[[ Input, beginning ]]
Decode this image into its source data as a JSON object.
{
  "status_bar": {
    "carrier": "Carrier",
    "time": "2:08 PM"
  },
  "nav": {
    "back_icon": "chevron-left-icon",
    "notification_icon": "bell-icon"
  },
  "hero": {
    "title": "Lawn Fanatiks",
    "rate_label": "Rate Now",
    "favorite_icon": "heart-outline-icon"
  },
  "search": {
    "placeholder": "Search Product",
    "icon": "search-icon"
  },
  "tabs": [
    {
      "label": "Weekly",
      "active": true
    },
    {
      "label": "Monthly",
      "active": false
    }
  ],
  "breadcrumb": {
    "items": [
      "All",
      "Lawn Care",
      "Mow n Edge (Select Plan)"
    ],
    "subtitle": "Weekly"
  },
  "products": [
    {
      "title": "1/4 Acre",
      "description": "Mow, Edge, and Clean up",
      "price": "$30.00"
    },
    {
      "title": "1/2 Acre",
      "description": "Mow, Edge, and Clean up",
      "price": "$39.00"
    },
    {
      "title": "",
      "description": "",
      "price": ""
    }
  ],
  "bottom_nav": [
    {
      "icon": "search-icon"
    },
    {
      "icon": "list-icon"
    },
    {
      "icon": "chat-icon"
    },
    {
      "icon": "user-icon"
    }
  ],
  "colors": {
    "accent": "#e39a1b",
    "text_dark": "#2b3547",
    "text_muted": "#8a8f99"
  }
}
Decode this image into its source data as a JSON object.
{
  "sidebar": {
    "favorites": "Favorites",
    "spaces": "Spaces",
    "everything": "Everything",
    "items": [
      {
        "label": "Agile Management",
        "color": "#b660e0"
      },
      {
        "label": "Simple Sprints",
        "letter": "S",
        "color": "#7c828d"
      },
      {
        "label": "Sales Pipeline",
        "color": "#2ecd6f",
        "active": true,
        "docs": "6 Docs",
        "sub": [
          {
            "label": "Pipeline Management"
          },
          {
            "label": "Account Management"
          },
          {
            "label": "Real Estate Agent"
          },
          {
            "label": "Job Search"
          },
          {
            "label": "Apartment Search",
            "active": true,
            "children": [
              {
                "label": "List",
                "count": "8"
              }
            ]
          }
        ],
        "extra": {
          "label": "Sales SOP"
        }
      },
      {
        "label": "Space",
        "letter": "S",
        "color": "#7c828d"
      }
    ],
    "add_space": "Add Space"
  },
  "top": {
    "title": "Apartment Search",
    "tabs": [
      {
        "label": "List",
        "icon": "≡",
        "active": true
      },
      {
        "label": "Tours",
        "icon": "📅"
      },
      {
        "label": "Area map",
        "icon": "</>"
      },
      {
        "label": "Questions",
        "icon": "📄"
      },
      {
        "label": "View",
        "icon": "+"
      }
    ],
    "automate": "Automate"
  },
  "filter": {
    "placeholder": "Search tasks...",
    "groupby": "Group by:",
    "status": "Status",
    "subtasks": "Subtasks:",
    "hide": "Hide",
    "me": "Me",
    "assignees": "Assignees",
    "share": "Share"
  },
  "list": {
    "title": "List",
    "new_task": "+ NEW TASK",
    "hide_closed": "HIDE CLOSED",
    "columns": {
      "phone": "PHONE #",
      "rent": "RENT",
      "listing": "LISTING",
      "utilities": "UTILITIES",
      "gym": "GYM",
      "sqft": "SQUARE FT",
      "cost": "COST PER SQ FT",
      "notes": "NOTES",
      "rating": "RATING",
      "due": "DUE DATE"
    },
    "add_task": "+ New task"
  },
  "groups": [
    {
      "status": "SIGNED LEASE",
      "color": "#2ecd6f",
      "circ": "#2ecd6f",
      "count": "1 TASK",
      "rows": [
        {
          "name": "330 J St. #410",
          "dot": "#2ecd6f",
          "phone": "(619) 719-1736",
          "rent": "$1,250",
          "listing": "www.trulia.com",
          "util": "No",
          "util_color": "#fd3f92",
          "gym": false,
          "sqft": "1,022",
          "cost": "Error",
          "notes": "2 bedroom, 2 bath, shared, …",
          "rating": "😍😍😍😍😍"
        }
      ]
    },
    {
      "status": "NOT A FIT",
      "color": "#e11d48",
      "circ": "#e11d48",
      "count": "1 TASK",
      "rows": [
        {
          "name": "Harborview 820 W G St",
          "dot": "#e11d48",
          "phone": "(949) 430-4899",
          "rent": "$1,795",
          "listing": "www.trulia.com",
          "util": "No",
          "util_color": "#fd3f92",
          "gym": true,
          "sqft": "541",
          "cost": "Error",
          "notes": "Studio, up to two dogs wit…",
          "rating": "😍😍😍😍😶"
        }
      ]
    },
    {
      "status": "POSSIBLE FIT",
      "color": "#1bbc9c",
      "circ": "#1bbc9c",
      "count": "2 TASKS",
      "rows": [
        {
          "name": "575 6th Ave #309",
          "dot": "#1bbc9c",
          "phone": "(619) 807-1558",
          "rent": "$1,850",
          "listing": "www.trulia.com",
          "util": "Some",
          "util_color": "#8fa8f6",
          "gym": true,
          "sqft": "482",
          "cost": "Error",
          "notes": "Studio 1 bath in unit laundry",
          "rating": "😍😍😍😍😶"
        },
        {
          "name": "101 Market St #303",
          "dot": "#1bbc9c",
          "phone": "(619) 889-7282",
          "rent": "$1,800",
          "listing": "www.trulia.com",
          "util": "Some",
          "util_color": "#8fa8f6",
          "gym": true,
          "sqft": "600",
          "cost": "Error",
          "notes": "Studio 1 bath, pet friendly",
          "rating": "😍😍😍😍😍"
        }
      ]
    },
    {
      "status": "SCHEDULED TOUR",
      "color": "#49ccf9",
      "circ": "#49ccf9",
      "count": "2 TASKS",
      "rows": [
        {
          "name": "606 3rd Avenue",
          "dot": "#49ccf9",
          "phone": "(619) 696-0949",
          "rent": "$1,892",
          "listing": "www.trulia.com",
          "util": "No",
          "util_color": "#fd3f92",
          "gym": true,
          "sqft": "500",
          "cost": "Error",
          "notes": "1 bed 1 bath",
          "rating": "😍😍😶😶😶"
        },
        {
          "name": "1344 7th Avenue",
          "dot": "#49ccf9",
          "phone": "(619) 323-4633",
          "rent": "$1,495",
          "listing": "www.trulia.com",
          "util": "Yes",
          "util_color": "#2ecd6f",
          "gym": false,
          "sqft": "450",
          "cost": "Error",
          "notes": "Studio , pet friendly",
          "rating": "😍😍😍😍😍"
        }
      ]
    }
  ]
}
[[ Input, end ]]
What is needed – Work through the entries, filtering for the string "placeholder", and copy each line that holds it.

Your solution –
    "placeholder": "Search Product",
    "placeholder": "Search tasks...",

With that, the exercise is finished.